[18] Elia Kratky, would you stand, please.  On each of counts 2, 4 and 6 to which you have pleaded guilty, I sentence you to serve a conditional sentence in the community, the conditions of which sentence are as follows.  You shall keep the peace and be of good behaviour; appear before the court when required to do so by the court; report to a supervisor within two working days and thereafter when required by the supervisor and in the manner required by the supervisor; remain within the jurisdiction of the court unless written permission to go outside that jurisdiction is obtained from the court or the supervisor; notify the court or supervisor in advance of any change of name or address; and promptly notify the court or the supervisor of a change of employment or occupation.

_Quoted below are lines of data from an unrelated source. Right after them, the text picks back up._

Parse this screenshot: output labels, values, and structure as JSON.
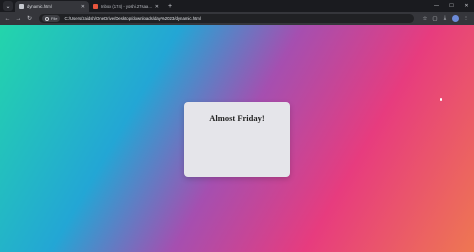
{
  "tabs": [
    {
      "title": "dynamic.html",
      "active": true,
      "icon": "file-icon"
    },
    {
      "title": "Inbox (174) - yoshi.27saad@gm...",
      "active": false,
      "icon": "mail-icon"
    }
  ],
  "toolbar": {
    "file_chip_label": "File",
    "url": "C:/Users/zaidsh/OneDrive/Desktop/downloads/day%2023/dynamic.html"
  },
  "page": {
    "card_title": "Almost Friday!"
  },
  "colors": {
    "gradient": [
      "#23d5ab",
      "#23a6d5",
      "#a54fb0",
      "#e73c7e",
      "#ee7752"
    ],
    "card_bg": "#e5e5ea"
  }
}
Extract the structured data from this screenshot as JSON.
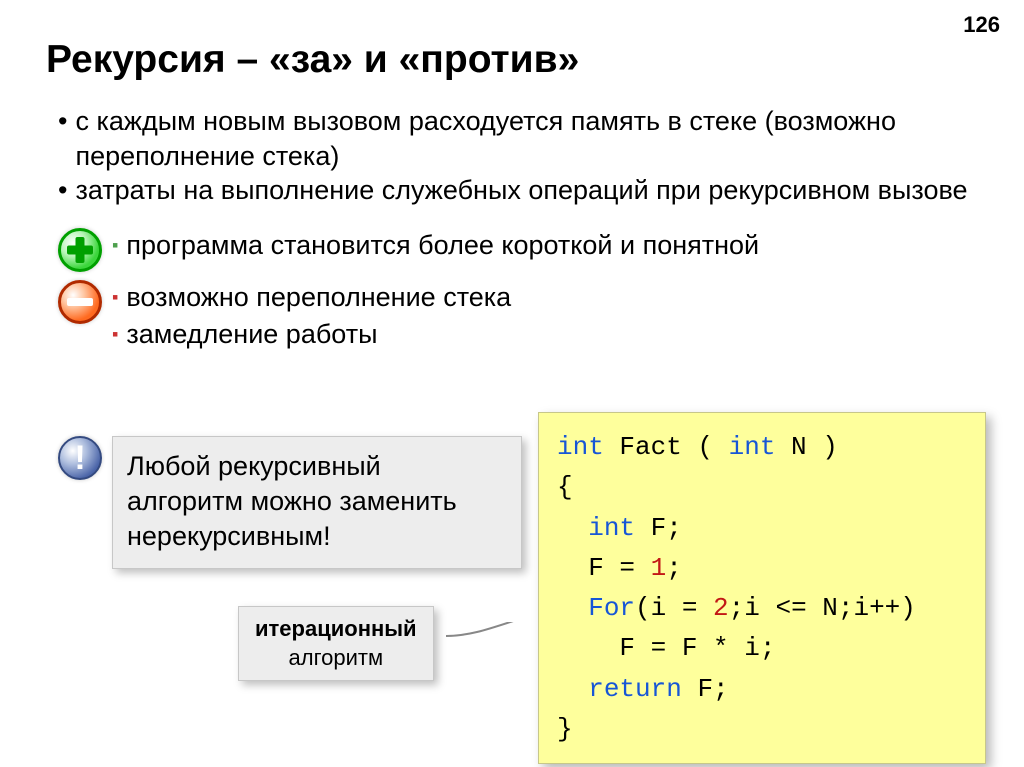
{
  "page_number": "126",
  "title": "Рекурсия – «за» и «против»",
  "top_bullets": [
    "с каждым новым вызовом расходуется память в стеке (возможно переполнение стека)",
    "затраты на выполнение служебных операций при рекурсивном вызове"
  ],
  "pros": [
    "программа становится более короткой и понятной"
  ],
  "cons": [
    "возможно переполнение стека",
    "замедление работы"
  ],
  "note_text": "Любой рекурсивный алгоритм можно заменить нерекурсивным!",
  "label_bold": "итерационный",
  "label_rest": "алгоритм",
  "code": {
    "l1_kw1": "int",
    "l1_name": " Fact ( ",
    "l1_kw2": "int",
    "l1_rest": " N )",
    "l2": "{",
    "l3_indent": "  ",
    "l3_kw": "int",
    "l3_rest": " F;",
    "l4_indent": "  ",
    "l4_a": "F = ",
    "l4_num": "1",
    "l4_b": ";",
    "l5_indent": "  ",
    "l5_kw": "For",
    "l5_a": "(i = ",
    "l5_num": "2",
    "l5_b": ";i <= N;i++)",
    "l6_indent": "    ",
    "l6": "F = F * i;",
    "l7_indent": "  ",
    "l7_kw": "return",
    "l7_rest": " F;",
    "l8": "}"
  }
}
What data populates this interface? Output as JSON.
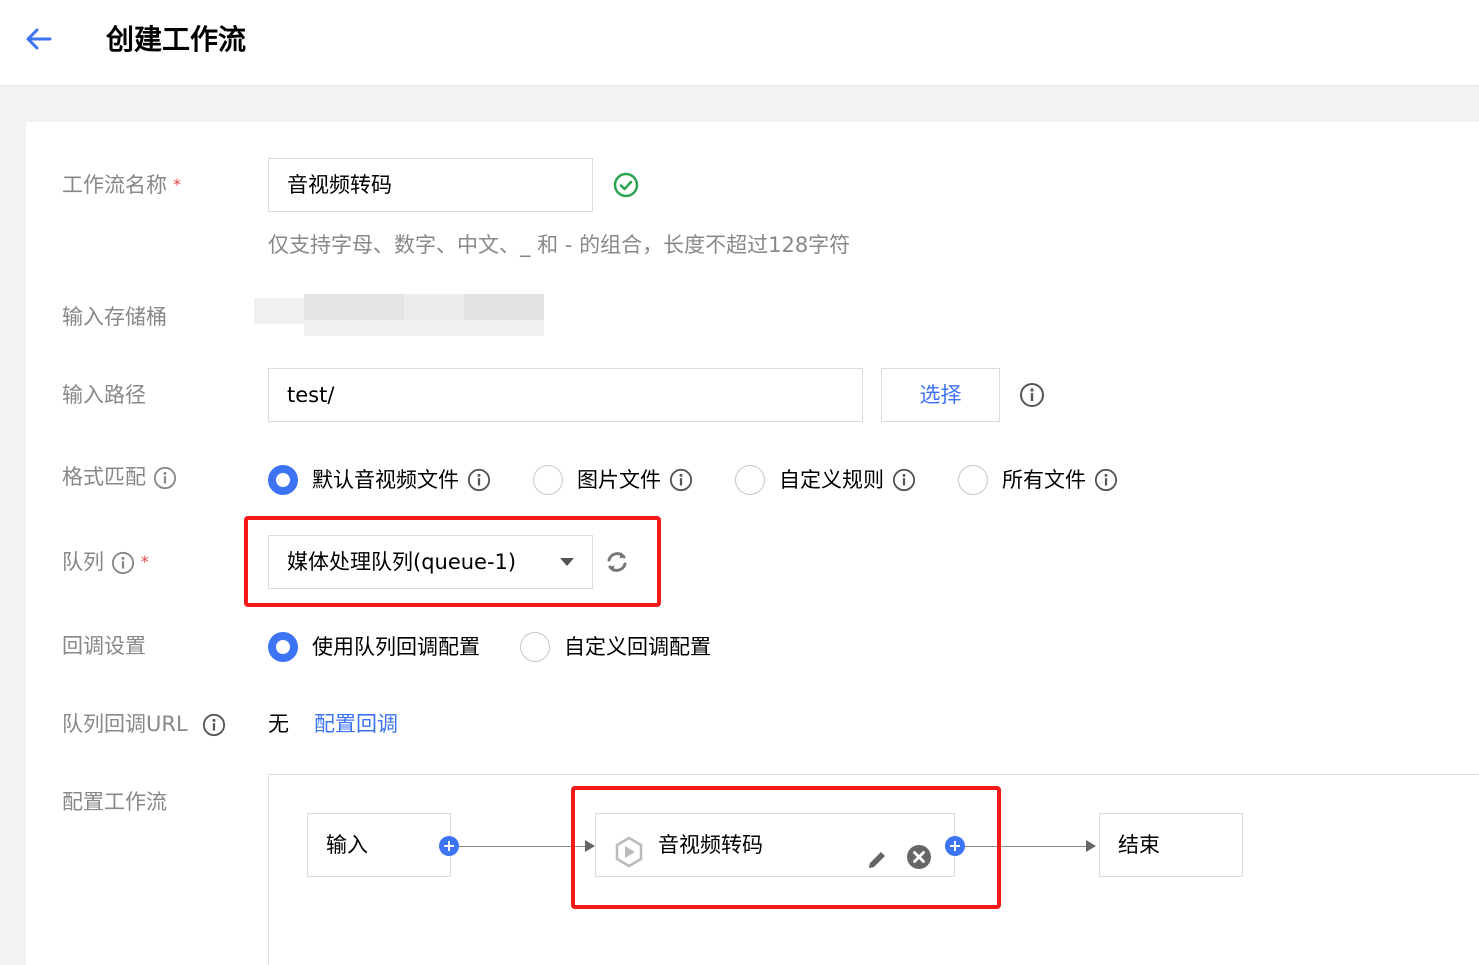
{
  "header": {
    "title": "创建工作流"
  },
  "form": {
    "workflow_name": {
      "label": "工作流名称",
      "required_mark": "*",
      "value": "音视频转码",
      "hint": "仅支持字母、数字、中文、_ 和 - 的组合，长度不超过128字符"
    },
    "input_bucket": {
      "label": "输入存储桶"
    },
    "input_path": {
      "label": "输入路径",
      "value": "test/",
      "select_button": "选择"
    },
    "format_match": {
      "label": "格式匹配",
      "options": [
        {
          "label": "默认音视频文件",
          "selected": true
        },
        {
          "label": "图片文件",
          "selected": false
        },
        {
          "label": "自定义规则",
          "selected": false
        },
        {
          "label": "所有文件",
          "selected": false
        }
      ]
    },
    "queue": {
      "label": "队列",
      "required_mark": "*",
      "selected": "媒体处理队列(queue-1)"
    },
    "callback": {
      "label": "回调设置",
      "options": [
        {
          "label": "使用队列回调配置",
          "selected": true
        },
        {
          "label": "自定义回调配置",
          "selected": false
        }
      ]
    },
    "queue_callback_url": {
      "label": "队列回调URL",
      "value": "无",
      "link": "配置回调"
    },
    "workflow_config": {
      "label": "配置工作流",
      "nodes": [
        {
          "label": "输入"
        },
        {
          "label": "音视频转码"
        },
        {
          "label": "结束"
        }
      ]
    }
  },
  "colors": {
    "accent": "#3d73f5",
    "success": "#2ea44f",
    "highlight": "#f41a1a"
  }
}
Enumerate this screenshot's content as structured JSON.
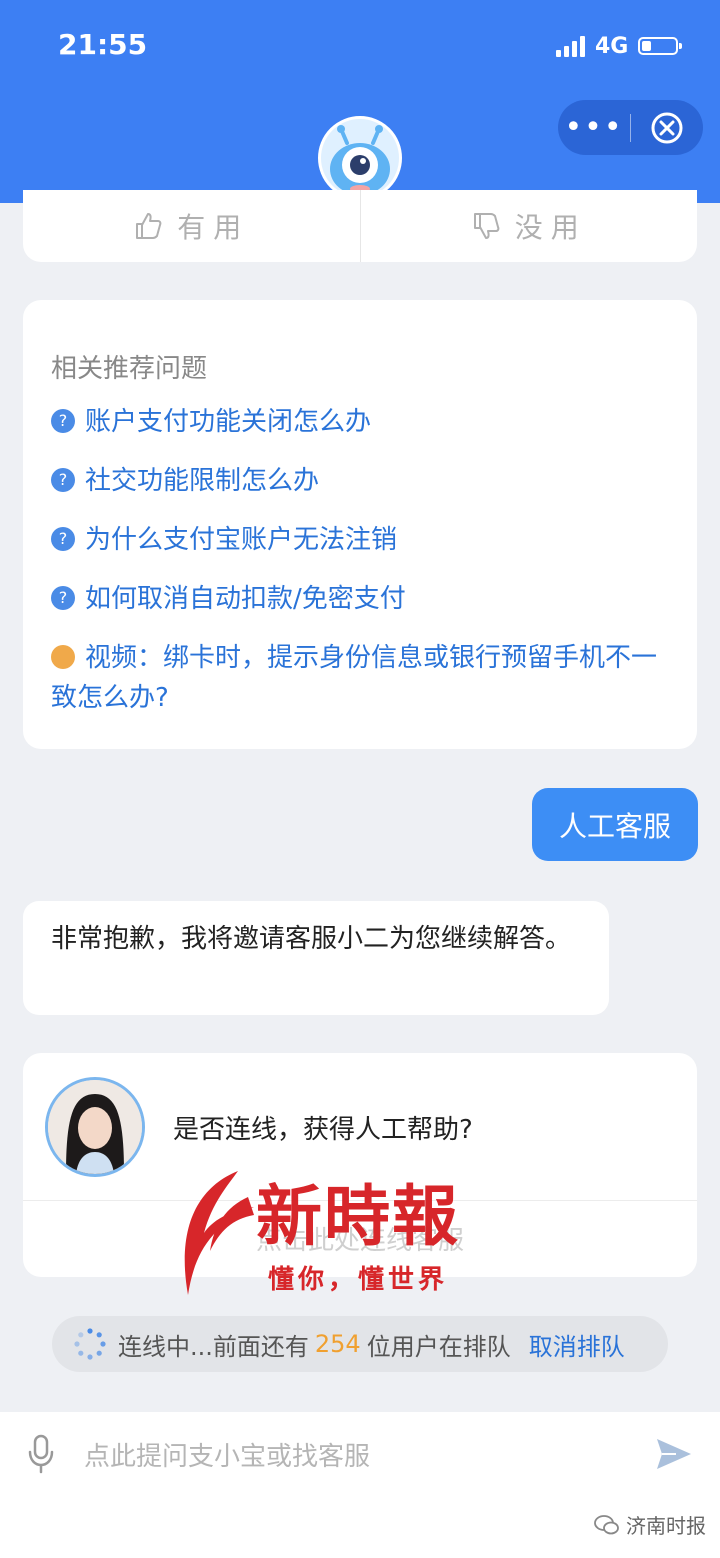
{
  "status_bar": {
    "time": "21:55",
    "network": "4G"
  },
  "feedback": {
    "useful": "有用",
    "useless": "没用"
  },
  "recommendations": {
    "title": "相关推荐问题",
    "items": [
      {
        "label": "账户支付功能关闭怎么办",
        "icon": "question-icon"
      },
      {
        "label": "社交功能限制怎么办",
        "icon": "question-icon"
      },
      {
        "label": "为什么支付宝账户无法注销",
        "icon": "question-icon"
      },
      {
        "label": "如何取消自动扣款/免密支付",
        "icon": "question-icon"
      },
      {
        "label": "视频：绑卡时，提示身份信息或银行预留手机不一致怎么办?",
        "icon": "video-doc-icon"
      }
    ]
  },
  "chat": {
    "user_message": "人工客服",
    "bot_message": "非常抱歉，我将邀请客服小二为您继续解答。",
    "handoff_question": "是否连线，获得人工帮助?",
    "handoff_action": "点击此处连线客服"
  },
  "watermark": {
    "title": "新時報",
    "subtitle": "懂你，懂世界"
  },
  "queue": {
    "prefix": "连线中...前面还有",
    "count": "254",
    "suffix": "位用户在排队",
    "cancel": "取消排队"
  },
  "composer": {
    "placeholder": "点此提问支小宝或找客服"
  },
  "source_label": "济南时报",
  "colors": {
    "header": "#3d7ff3",
    "link": "#2a73d8",
    "queue_count": "#f0a030",
    "user_bubble": "#3d8ef5"
  }
}
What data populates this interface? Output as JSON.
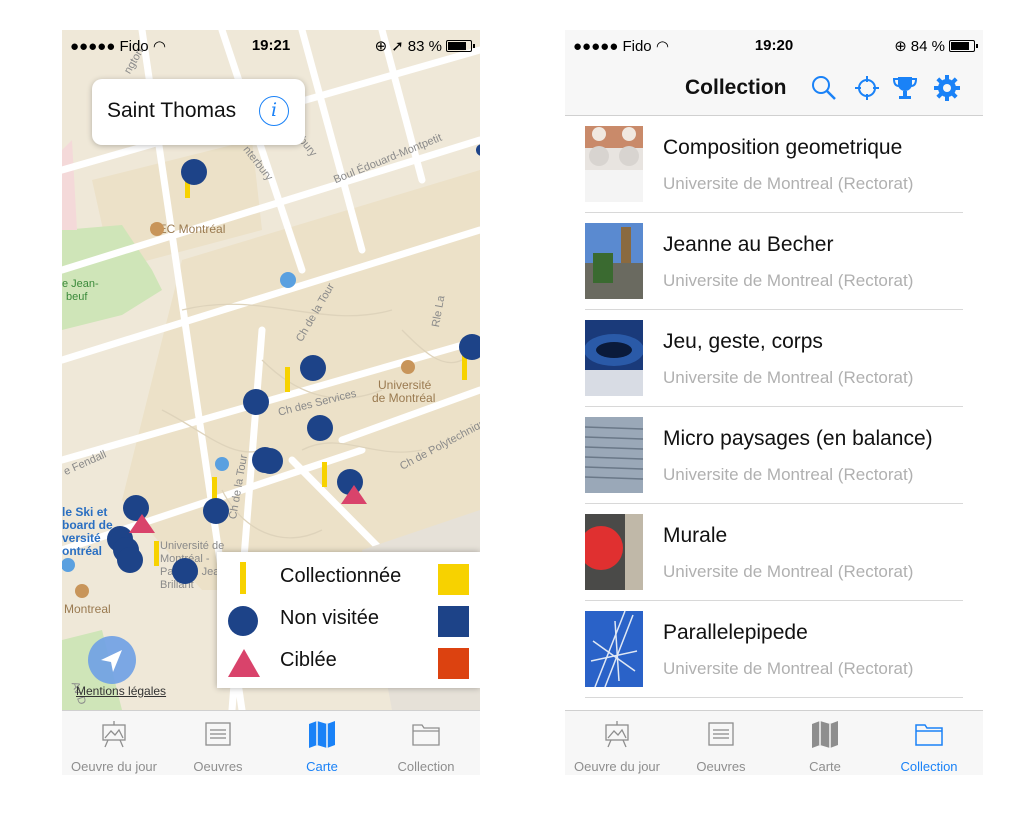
{
  "left": {
    "status": {
      "carrier": "●●●●● Fido",
      "time": "19:21",
      "battery": "83 %",
      "battery_level": 0.83
    },
    "callout": {
      "title": "Saint Thomas"
    },
    "map_labels": {
      "hec": "HEC Montréal",
      "udem": "Université",
      "udem2": "de Montréal",
      "boul": "Boul Édouard-Montpetit",
      "services": "Ch des Services",
      "tour1": "Ch de la Tour",
      "tour2": "Ch de la Tour",
      "poly": "Ch de Polytechnique",
      "fendall": "e Fendall",
      "jean1": "e Jean-",
      "jean2": "beuf",
      "canterbury": "nterbury",
      "ski1": "le Ski et",
      "ski2": "board de",
      "ski3": "versité",
      "ski4": "ontréal",
      "pav1": "Université de",
      "pav2": "Montréal -",
      "pav3": "Pavillon Jean-",
      "pav4": "Brillant",
      "montreal": "Montreal",
      "rle": "Rle La",
      "av": "Av D",
      "dbury": "dbury",
      "ington": "ngton"
    },
    "legend": [
      {
        "label": "Collectionnée",
        "color": "#f7d200"
      },
      {
        "label": "Non visitée",
        "color": "#1d4388"
      },
      {
        "label": "Ciblée",
        "color": "#dc4210"
      }
    ],
    "legal": "Mentions légales"
  },
  "right": {
    "status": {
      "carrier": "●●●●● Fido",
      "time": "19:20",
      "battery": "84 %",
      "battery_level": 0.84
    },
    "title": "Collection",
    "items": [
      {
        "title": "Composition geometrique",
        "subtitle": "Universite de Montreal (Rectorat)"
      },
      {
        "title": "Jeanne au Becher",
        "subtitle": "Universite de Montreal (Rectorat)"
      },
      {
        "title": "Jeu, geste, corps",
        "subtitle": "Universite de Montreal (Rectorat)"
      },
      {
        "title": "Micro paysages (en balance)",
        "subtitle": "Universite de Montreal (Rectorat)"
      },
      {
        "title": "Murale",
        "subtitle": "Universite de Montreal (Rectorat)"
      },
      {
        "title": "Parallelepipede",
        "subtitle": "Universite de Montreal (Rectorat)"
      }
    ]
  },
  "tabs": [
    {
      "label": "Oeuvre du jour",
      "icon": "easel-icon"
    },
    {
      "label": "Oeuvres",
      "icon": "list-icon"
    },
    {
      "label": "Carte",
      "icon": "map-icon"
    },
    {
      "label": "Collection",
      "icon": "folder-icon"
    }
  ],
  "colors": {
    "accent": "#1a82f7",
    "marker_blue": "#1d4388",
    "marker_yellow": "#f7d200",
    "marker_red": "#dc4210",
    "target_pink": "#d9436b"
  }
}
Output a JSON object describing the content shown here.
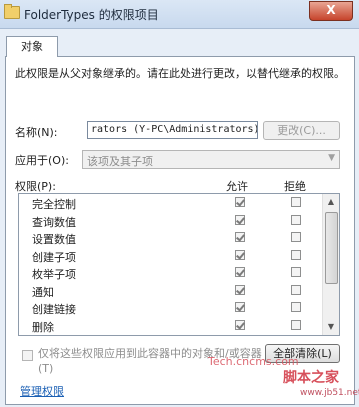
{
  "window": {
    "title": "FolderTypes 的权限项目",
    "close_label": "X"
  },
  "tab": {
    "label": "对象"
  },
  "description": "此权限是从父对象继承的。请在此处进行更改，以替代继承的权限。",
  "name_field": {
    "label": "名称(N):",
    "value": "rators (Y-PC\\Administrators)",
    "change_button": "更改(C)..."
  },
  "apply_to": {
    "label": "应用于(O):",
    "value": "该项及其子项"
  },
  "permissions": {
    "header_label": "权限(P):",
    "allow_header": "允许",
    "deny_header": "拒绝",
    "items": [
      {
        "name": "完全控制",
        "allow": true,
        "deny": false
      },
      {
        "name": "查询数值",
        "allow": true,
        "deny": false
      },
      {
        "name": "设置数值",
        "allow": true,
        "deny": false
      },
      {
        "name": "创建子项",
        "allow": true,
        "deny": false
      },
      {
        "name": "枚举子项",
        "allow": true,
        "deny": false
      },
      {
        "name": "通知",
        "allow": true,
        "deny": false
      },
      {
        "name": "创建链接",
        "allow": true,
        "deny": false
      },
      {
        "name": "删除",
        "allow": true,
        "deny": false
      }
    ]
  },
  "apply_only": {
    "label": "仅将这些权限应用到此容器中的对象和/或容器(T)",
    "checked": false
  },
  "clear_all_button": "全部清除(L)",
  "manage_link": "管理权限",
  "watermarks": [
    "Tech.cncms.com",
    "脚本之家",
    "www.jb51.net"
  ]
}
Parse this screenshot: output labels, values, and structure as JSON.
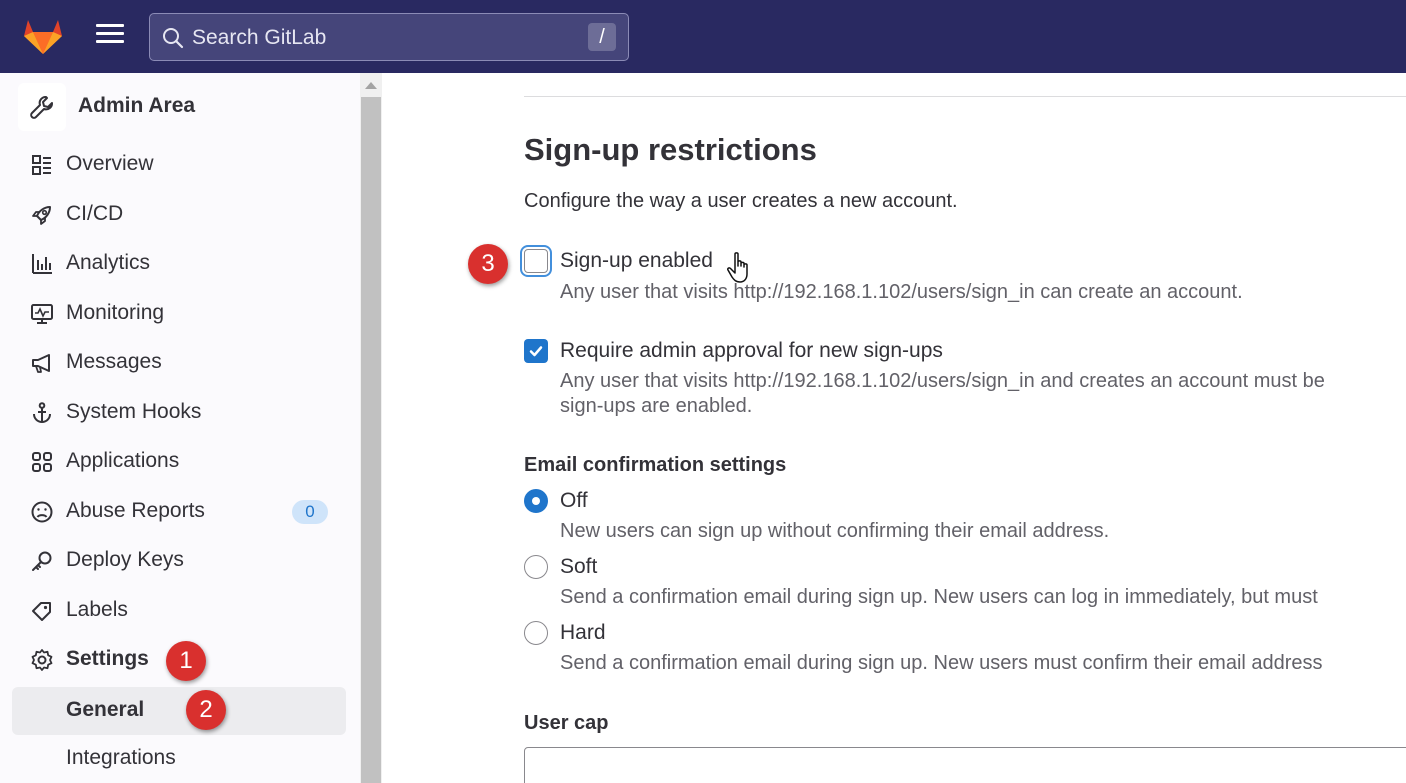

[19] In addition, you shall abstain from the consumption of alcohol or other intoxicating substances; attend a psychiatric treatment program as directed by Dr. Eaves or your supervisor; and comply with the following terms which I consider desirable to secure your good conduct and prevent the commission of other offences.  Seek and maintain gainful employment; advise your employer of your conviction for these offences; be in your residence at 6635 Wade Road, Delta, between the hours of 7:00 p.m. and 7:00 a.m., except for the purposes of employment or medical treatment; and for the purpose of ensuring your compliance with these conditions, authorize your supervisor to attend and enter your residence at any time.

[20] You shall receive a copy of this order. Under s. 742.4 of the Code, your supervisor may propose changes to the conditions I have ordered. Under s. 742.6, should you breach any of these conditions, you may be charged with doing so, which could result in the conditions being changed or your serving the rest of the sentence in jail.

[21] The sentences imposed on all three counts are to be served concurrently, that is, at the same time.  You may sit down, ma’am.

                             “V.R. Curtis, J.”                

                             The Honourable Mr. Justice V.R. Curtis